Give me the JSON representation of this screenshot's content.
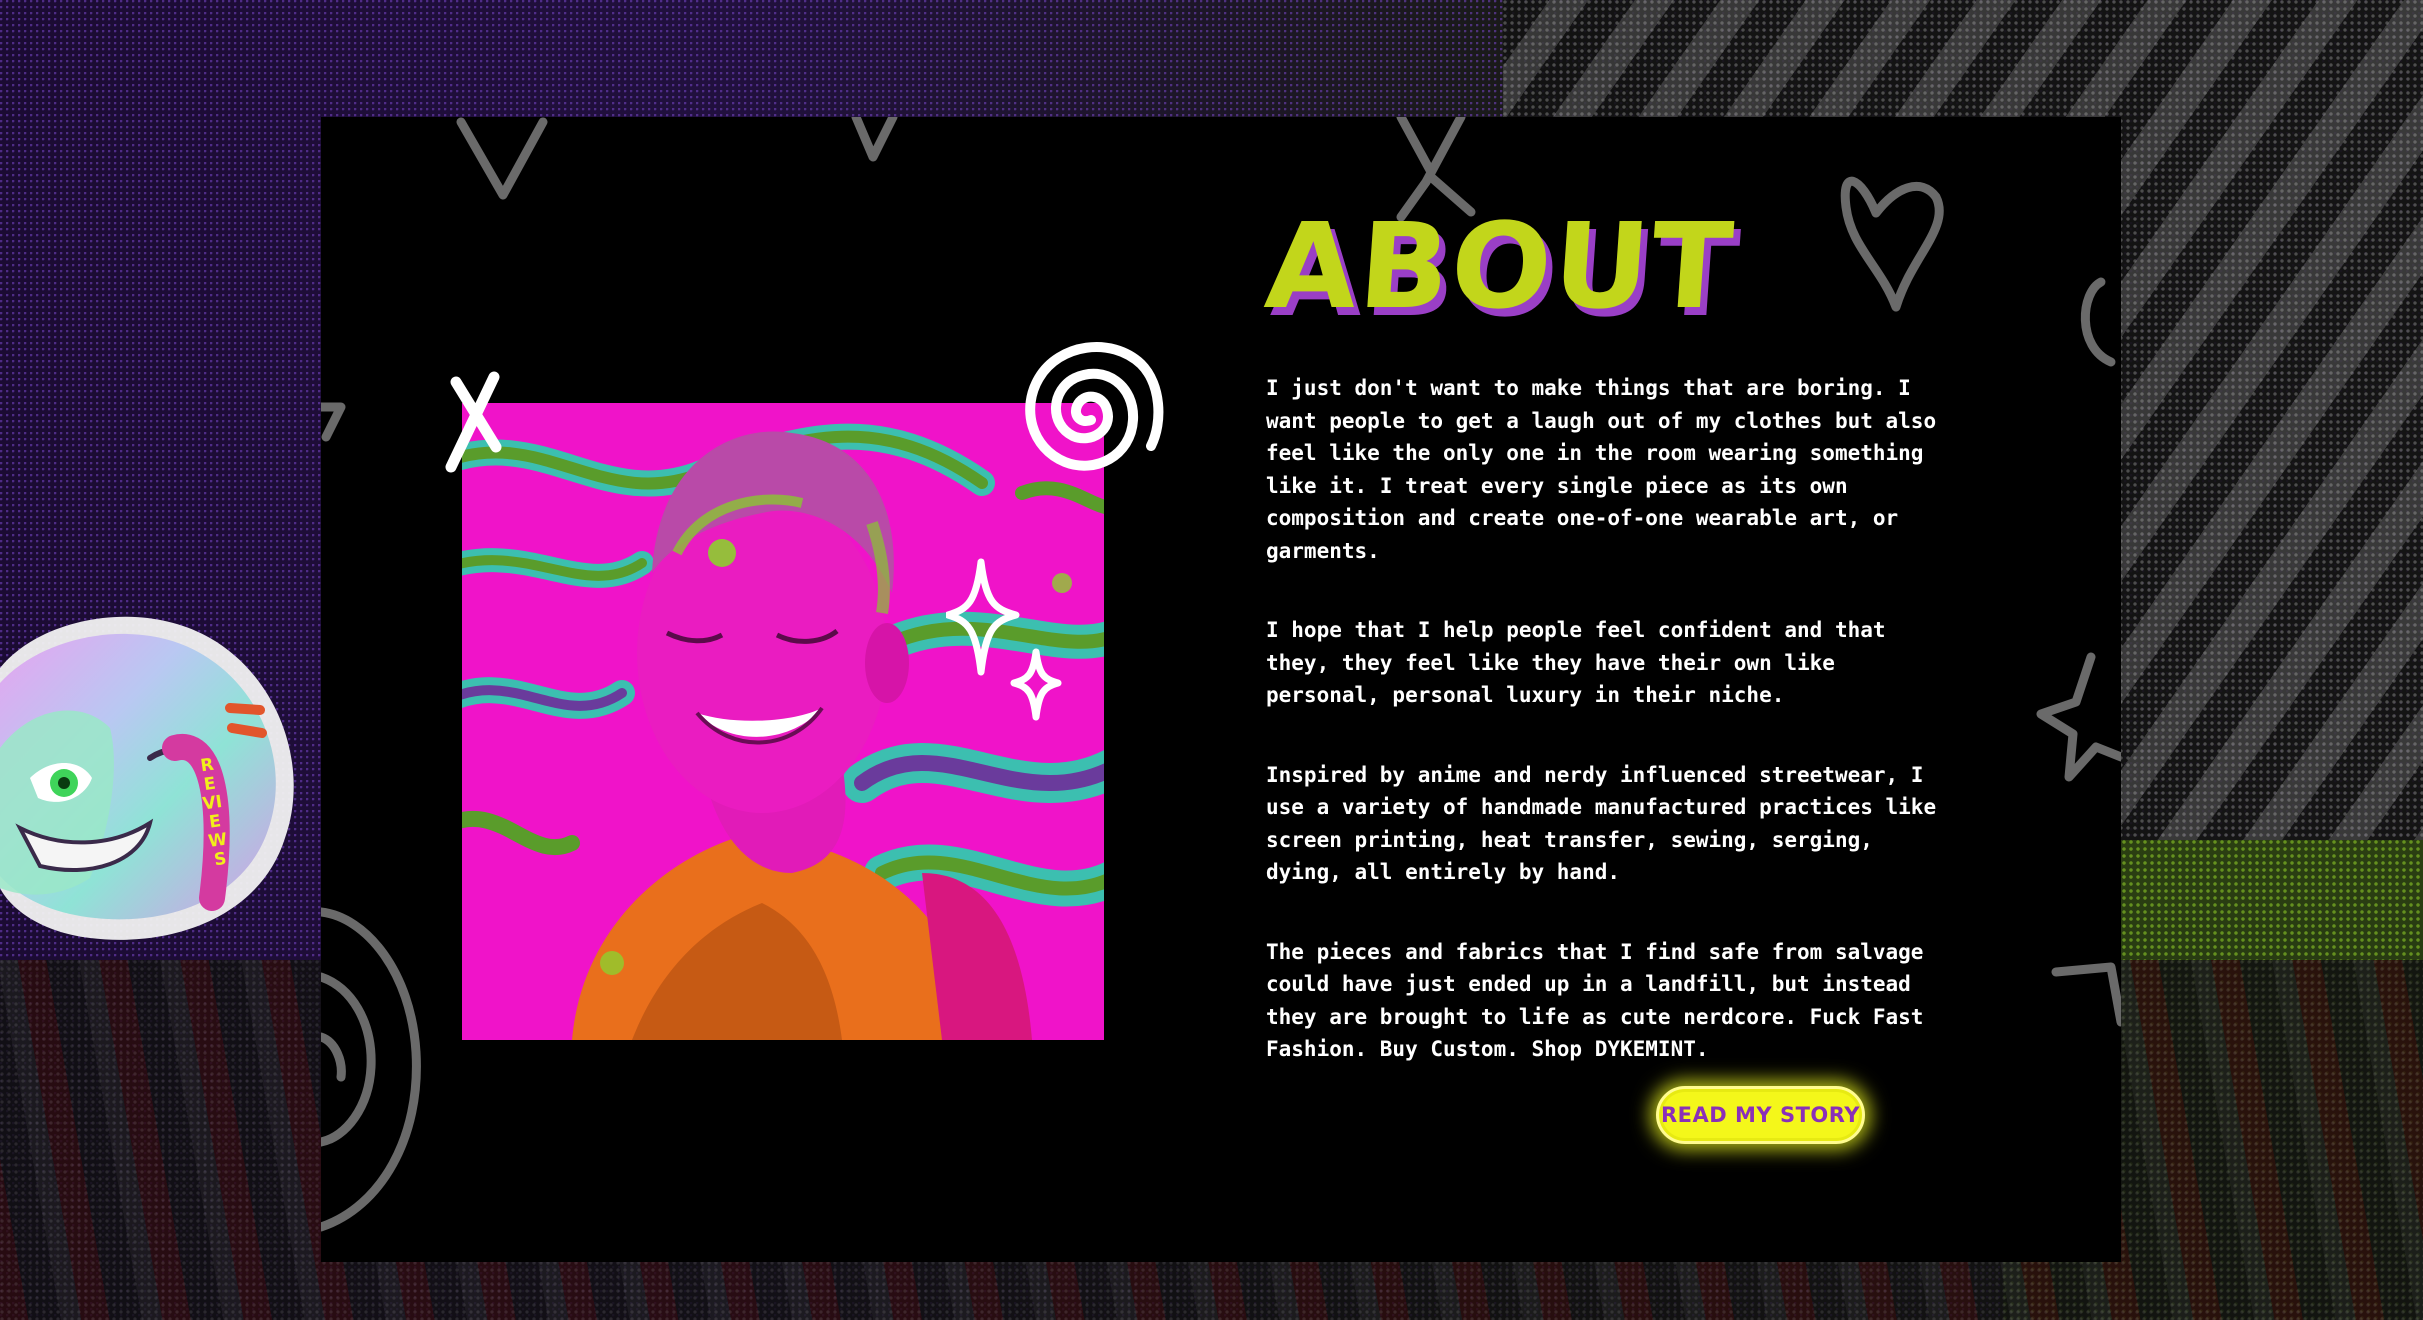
{
  "about": {
    "title": "ABOUT",
    "paragraphs": [
      "I just don't want to make things that are boring. I want people to get a laugh out of my clothes but also feel like the only one in the room wearing something like it. I treat every single piece as its own composition and create one-of-one wearable art, or garments.",
      "I hope that I help people feel confident and that they, they feel like they have their own like personal, personal luxury in their niche.",
      "Inspired by anime and nerdy influenced streetwear, I use a variety of handmade manufactured practices like screen printing, heat transfer, sewing, serging, dying, all entirely by hand.",
      "The pieces and fabrics that I find safe from salvage could have just ended up in a landfill, but instead they are brought to life as cute nerdcore. Fuck Fast Fashion. Buy Custom. Shop DYKEMINT."
    ],
    "cta_label": "READ MY STORY"
  },
  "reviews_badge": {
    "label": "REVIEWS"
  },
  "colors": {
    "accent_lime": "#c2d61b",
    "accent_purple": "#9a3fc6",
    "button_yellow": "#f4f71a",
    "photo_magenta": "#f013c9"
  },
  "icons": [
    "x-doodle-icon",
    "spiral-doodle-icon",
    "sparkle-icon",
    "heart-doodle-icon",
    "star-doodle-icon"
  ]
}
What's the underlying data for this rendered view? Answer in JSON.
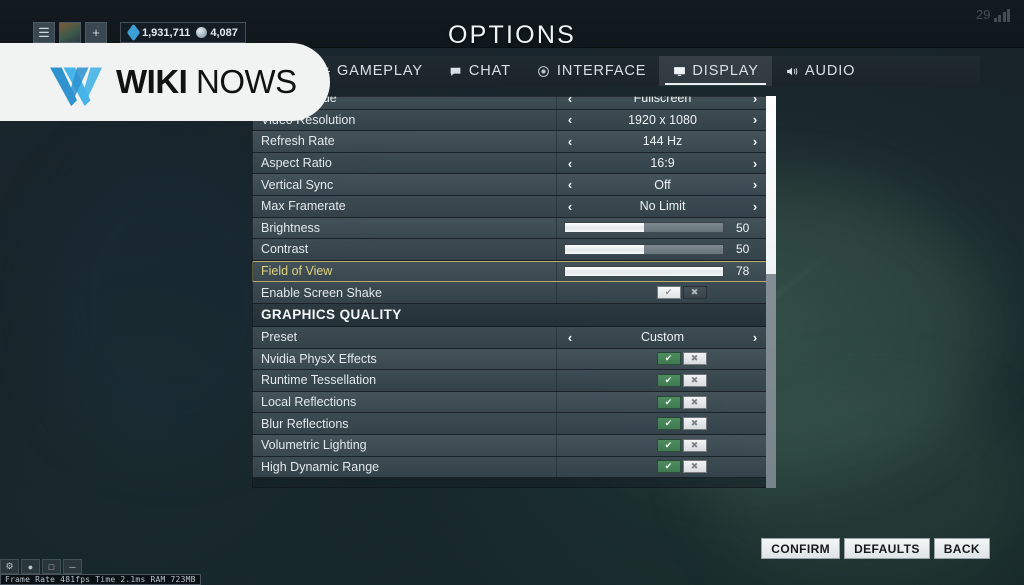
{
  "hud": {
    "menu_icon": "hamburger-menu-icon",
    "add_icon": "plus-icon",
    "avatar": "player-avatar",
    "gem_amount": "1,931,711",
    "coin_amount": "4,087",
    "ping_value": "29"
  },
  "header": {
    "title": "OPTIONS"
  },
  "tabs": [
    {
      "label": "GAMEPLAY",
      "icon": "gear-icon",
      "active": false
    },
    {
      "label": "CHAT",
      "icon": "speech-bubble-icon",
      "active": false
    },
    {
      "label": "INTERFACE",
      "icon": "target-circle-icon",
      "active": false
    },
    {
      "label": "DISPLAY",
      "icon": "monitor-icon",
      "active": true
    },
    {
      "label": "AUDIO",
      "icon": "speaker-icon",
      "active": false
    }
  ],
  "settings": {
    "rows": [
      {
        "label": "Display Mode",
        "type": "stepper",
        "value": "Fullscreen",
        "selected": false
      },
      {
        "label": "Video Resolution",
        "type": "stepper",
        "value": "1920 x 1080",
        "selected": false
      },
      {
        "label": "Refresh Rate",
        "type": "stepper",
        "value": "144 Hz",
        "selected": false
      },
      {
        "label": "Aspect Ratio",
        "type": "stepper",
        "value": "16:9",
        "selected": false
      },
      {
        "label": "Vertical Sync",
        "type": "stepper",
        "value": "Off",
        "selected": false
      },
      {
        "label": "Max Framerate",
        "type": "stepper",
        "value": "No Limit",
        "selected": false
      },
      {
        "label": "Brightness",
        "type": "slider",
        "value": "50",
        "fill_percent": 50,
        "selected": false
      },
      {
        "label": "Contrast",
        "type": "slider",
        "value": "50",
        "fill_percent": 50,
        "selected": false
      },
      {
        "label": "Field of View",
        "type": "slider",
        "value": "78",
        "fill_percent": 100,
        "selected": true
      },
      {
        "label": "Enable Screen Shake",
        "type": "toggle",
        "value": "On",
        "style": "light",
        "selected": false
      },
      {
        "label": "GRAPHICS QUALITY",
        "type": "section",
        "selected": false
      },
      {
        "label": "Preset",
        "type": "stepper",
        "value": "Custom",
        "selected": false
      },
      {
        "label": "Nvidia PhysX Effects",
        "type": "toggle",
        "value": "On",
        "style": "green",
        "selected": false
      },
      {
        "label": "Runtime Tessellation",
        "type": "toggle",
        "value": "On",
        "style": "green",
        "selected": false
      },
      {
        "label": "Local Reflections",
        "type": "toggle",
        "value": "On",
        "style": "green",
        "selected": false
      },
      {
        "label": "Blur Reflections",
        "type": "toggle",
        "value": "On",
        "style": "green",
        "selected": false
      },
      {
        "label": "Volumetric Lighting",
        "type": "toggle",
        "value": "On",
        "style": "green",
        "selected": false
      },
      {
        "label": "High Dynamic Range",
        "type": "toggle",
        "value": "On",
        "style": "green",
        "selected": false
      }
    ],
    "arrow_left": "‹",
    "arrow_right": "›",
    "toggle_on_glyph": "✔",
    "toggle_off_glyph": "✖"
  },
  "footer": {
    "confirm": "CONFIRM",
    "defaults": "DEFAULTS",
    "back": "BACK"
  },
  "debug": {
    "stats": "Frame Rate 481fps Time 2.1ms RAM 723MB",
    "icons": [
      "gear-icon",
      "person-icon",
      "window-icon",
      "minus-icon"
    ]
  },
  "watermark": {
    "primary": "WIKI",
    "secondary": "NOWS",
    "logo_color": "#3fa6dd"
  },
  "colors": {
    "accent_selected": "#ded37e",
    "toggle_green": "#4e8c5f",
    "panel_row": "#485660"
  }
}
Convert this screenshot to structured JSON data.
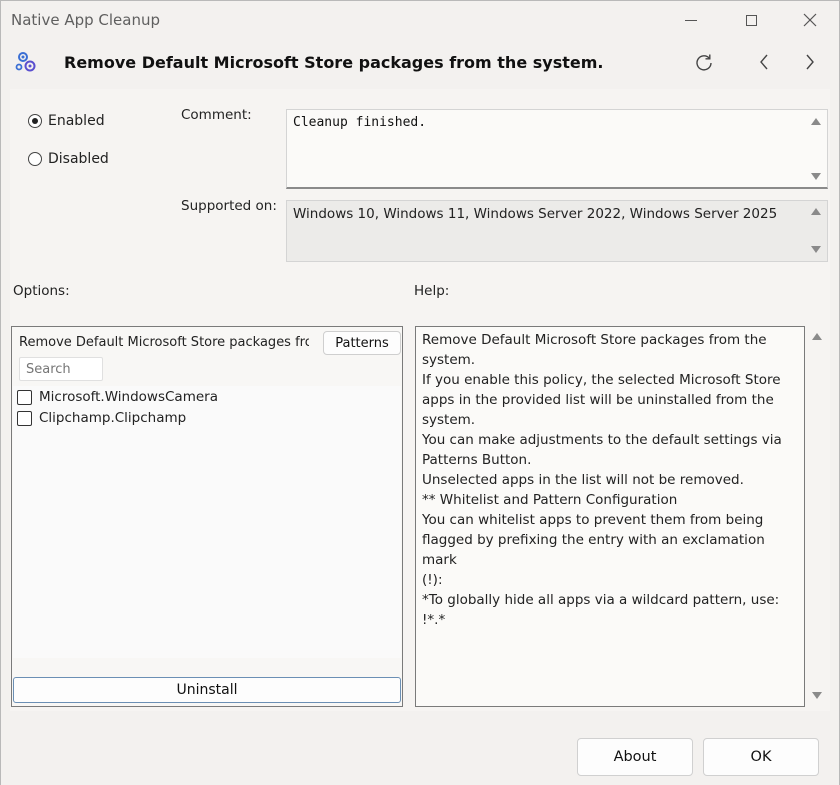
{
  "window": {
    "title": "Native App Cleanup"
  },
  "header": {
    "title": "Remove Default Microsoft Store packages from the system.",
    "icons": [
      "policy-gears-icon",
      "refresh-icon",
      "previous-icon",
      "next-icon"
    ]
  },
  "state": {
    "enabled_label": "Enabled",
    "disabled_label": "Disabled",
    "selected": "Enabled"
  },
  "comment": {
    "label": "Comment:",
    "value": "Cleanup finished."
  },
  "supported": {
    "label": "Supported on:",
    "value": "Windows 10, Windows 11, Windows Server 2022, Windows Server 2025"
  },
  "options": {
    "label": "Options:",
    "panel_title": "Remove Default Microsoft Store packages fro...",
    "patterns_label": "Patterns",
    "search_placeholder": "Search",
    "apps": [
      {
        "name": "Microsoft.WindowsCamera",
        "checked": false
      },
      {
        "name": "Clipchamp.Clipchamp",
        "checked": false
      }
    ],
    "uninstall_label": "Uninstall"
  },
  "help": {
    "label": "Help:",
    "lines": [
      "Remove Default Microsoft Store packages from the",
      "system.",
      "If you enable this policy, the selected Microsoft Store",
      "apps in the provided list will be uninstalled from the",
      "system.",
      "You can make adjustments to the default settings via",
      "Patterns Button.",
      "",
      "Unselected apps in the list will not be removed.",
      "",
      "** Whitelist and Pattern Configuration",
      "You can whitelist apps to prevent them from being",
      "flagged by prefixing the entry with an exclamation mark",
      "(!):",
      "",
      "*To globally hide all apps via a wildcard pattern, use: !*.*"
    ]
  },
  "footer": {
    "about_label": "About",
    "ok_label": "OK"
  },
  "colors": {
    "window_bg": "#f3f1ef",
    "accent_border": "#6b8fb4",
    "icon_blue": "#3b6fd4"
  }
}
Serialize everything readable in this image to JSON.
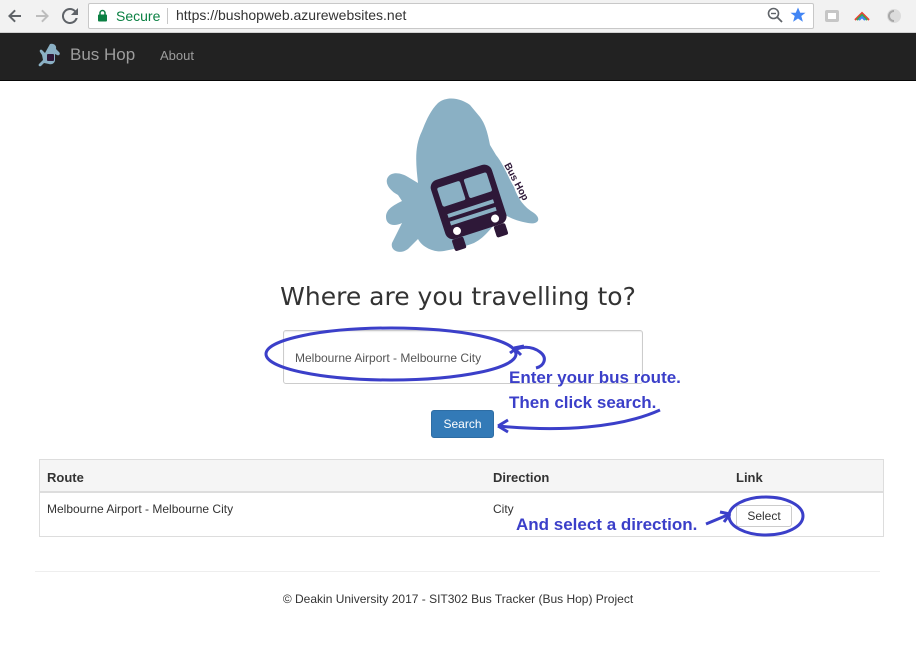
{
  "browser": {
    "secure_label": "Secure",
    "url": "https://bushopweb.azurewebsites.net"
  },
  "navbar": {
    "brand": "Bus Hop",
    "about": "About"
  },
  "logo": {
    "text": "Bus Hop",
    "hand_color": "#8ab0c4",
    "bus_color": "#2e1838"
  },
  "main": {
    "heading": "Where are you travelling to?",
    "search_value": "Melbourne Airport - Melbourne City",
    "search_button": "Search"
  },
  "table": {
    "headers": [
      "Route",
      "Direction",
      "Link"
    ],
    "rows": [
      {
        "route": "Melbourne Airport - Melbourne City",
        "direction": "City",
        "link": "Select"
      }
    ]
  },
  "footer": {
    "text": "© Deakin University 2017 - SIT302 Bus Tracker (Bus Hop) Project"
  },
  "annotations": {
    "line1": "Enter your bus route.",
    "line2": "Then click search.",
    "line3": "And select a direction.",
    "color": "#3b3fc9"
  },
  "colors": {
    "primary_button": "#337ab7",
    "navbar": "#222222"
  }
}
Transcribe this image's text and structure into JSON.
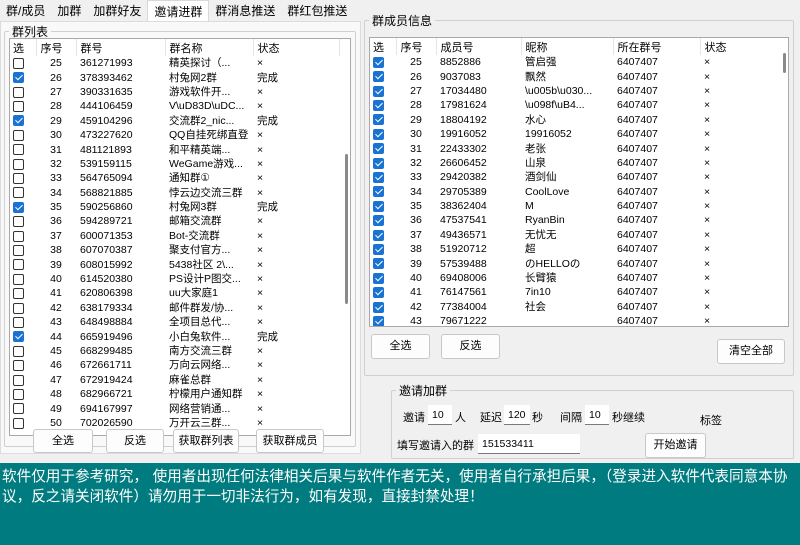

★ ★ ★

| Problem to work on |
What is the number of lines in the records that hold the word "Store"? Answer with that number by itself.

| Finished exercise |
4